The movie, which premiered at the Sundance Film Festival on Thursday night to a lengthy standing ovation, arrived at a crucial turning point. On Friday, just hours after Donald Trump was sworn in as the 45th president of the United States, Gore chatted with Variety about the film, directed by Bonni Cohen and Jon Shenk.

Here are some highlights.

On cameras following him around: “They are so talented, Bonni and Jon, they just kind of disappeared. They are very good at this. You begin to forget that they are there.”

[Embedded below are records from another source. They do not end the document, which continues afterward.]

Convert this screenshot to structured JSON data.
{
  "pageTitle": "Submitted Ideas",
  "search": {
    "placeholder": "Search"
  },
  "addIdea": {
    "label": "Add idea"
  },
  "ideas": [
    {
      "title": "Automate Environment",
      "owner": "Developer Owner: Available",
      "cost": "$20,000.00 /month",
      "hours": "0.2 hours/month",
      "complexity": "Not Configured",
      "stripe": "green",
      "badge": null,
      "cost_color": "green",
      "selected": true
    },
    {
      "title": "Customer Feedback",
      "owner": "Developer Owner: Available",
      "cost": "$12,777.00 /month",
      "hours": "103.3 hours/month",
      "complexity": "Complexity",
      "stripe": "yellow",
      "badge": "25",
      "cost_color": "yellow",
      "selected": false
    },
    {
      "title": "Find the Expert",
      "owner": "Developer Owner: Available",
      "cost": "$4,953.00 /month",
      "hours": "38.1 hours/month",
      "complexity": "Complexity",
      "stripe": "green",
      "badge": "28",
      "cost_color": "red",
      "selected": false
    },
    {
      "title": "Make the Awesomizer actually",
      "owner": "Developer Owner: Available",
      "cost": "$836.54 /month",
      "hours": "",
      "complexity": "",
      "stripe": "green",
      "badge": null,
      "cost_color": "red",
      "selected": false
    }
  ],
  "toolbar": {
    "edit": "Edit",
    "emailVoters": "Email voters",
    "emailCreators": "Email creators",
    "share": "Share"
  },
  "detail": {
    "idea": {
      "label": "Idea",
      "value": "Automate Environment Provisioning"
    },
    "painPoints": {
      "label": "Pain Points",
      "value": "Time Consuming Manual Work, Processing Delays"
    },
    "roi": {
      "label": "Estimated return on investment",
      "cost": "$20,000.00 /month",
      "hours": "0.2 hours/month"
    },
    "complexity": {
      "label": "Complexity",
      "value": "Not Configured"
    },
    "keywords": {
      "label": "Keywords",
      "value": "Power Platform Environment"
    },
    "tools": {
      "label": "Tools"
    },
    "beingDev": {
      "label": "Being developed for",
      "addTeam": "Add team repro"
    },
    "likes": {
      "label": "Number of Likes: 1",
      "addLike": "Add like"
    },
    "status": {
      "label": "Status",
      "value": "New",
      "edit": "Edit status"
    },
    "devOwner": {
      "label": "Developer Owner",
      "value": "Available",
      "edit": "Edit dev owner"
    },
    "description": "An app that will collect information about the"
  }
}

On being hopeful about the fight against climate change: “No one person can stop this movement. It’s beyond one nation, any government. Now it’s happening all over the world. The sustainability revolution is as broad in scope as the industrial revolution, but it’s happening with the speed of the digital revolution. We are going to win. Now the remaining question is how fast we’ll win. One of the reasons for making this movie, we want to speed up the progress.”

On Trump’s inauguration speech: “I personally want to read it and reflect on it, before I comment on it.”

On people fearing a Trump administration: “We are a nation of laws, not men. We have checks and balances. We have three branches of government. We have state and local governments. We’re just going to stand up for what’s right and good and special about our country. We’re going to make it fine. I think we have to make it okay. We can’t just assume it’s going to be. I have seen, for whatever reasons, in the last two months an enormous upsurge in the number of people who are signing up as members of environment groups and social-justice groups. If people continue expressing their determination to make America what it is really supposed to be following the design of our Founders, yeah we’re going to be fine. It requires personal commitment to stand up for what’s right.”

On Trump winning last November: “I was not as surprised, to tell you the truth. But I had put too much reliance on the last weekend of polls.”

On the Electoral College: “I supported the Electoral College even after the Supreme Court decision of December 2000, but in recent years, I have changed my view. I think a direct election of the president would be in the best interest of the country, not because of the particular outcome of this election. Really, as a matter of principle, I think it would drive greater voter participation. I think the balance has tipped in favor of going to a direct vote. We’ll see. A lot of people like the system as it is.”

On riding the subway in Paris in the film: “Traffic in Paris was really deadlocked. When it became clear that we were going to be late, I said, ‘Hey let’s take the subway.’ I’ve been on plenty of subways.”

On making another sequel in 10 years: “Oh, gosh,” he said, taking a beat. “Well, it’s a franchise now.”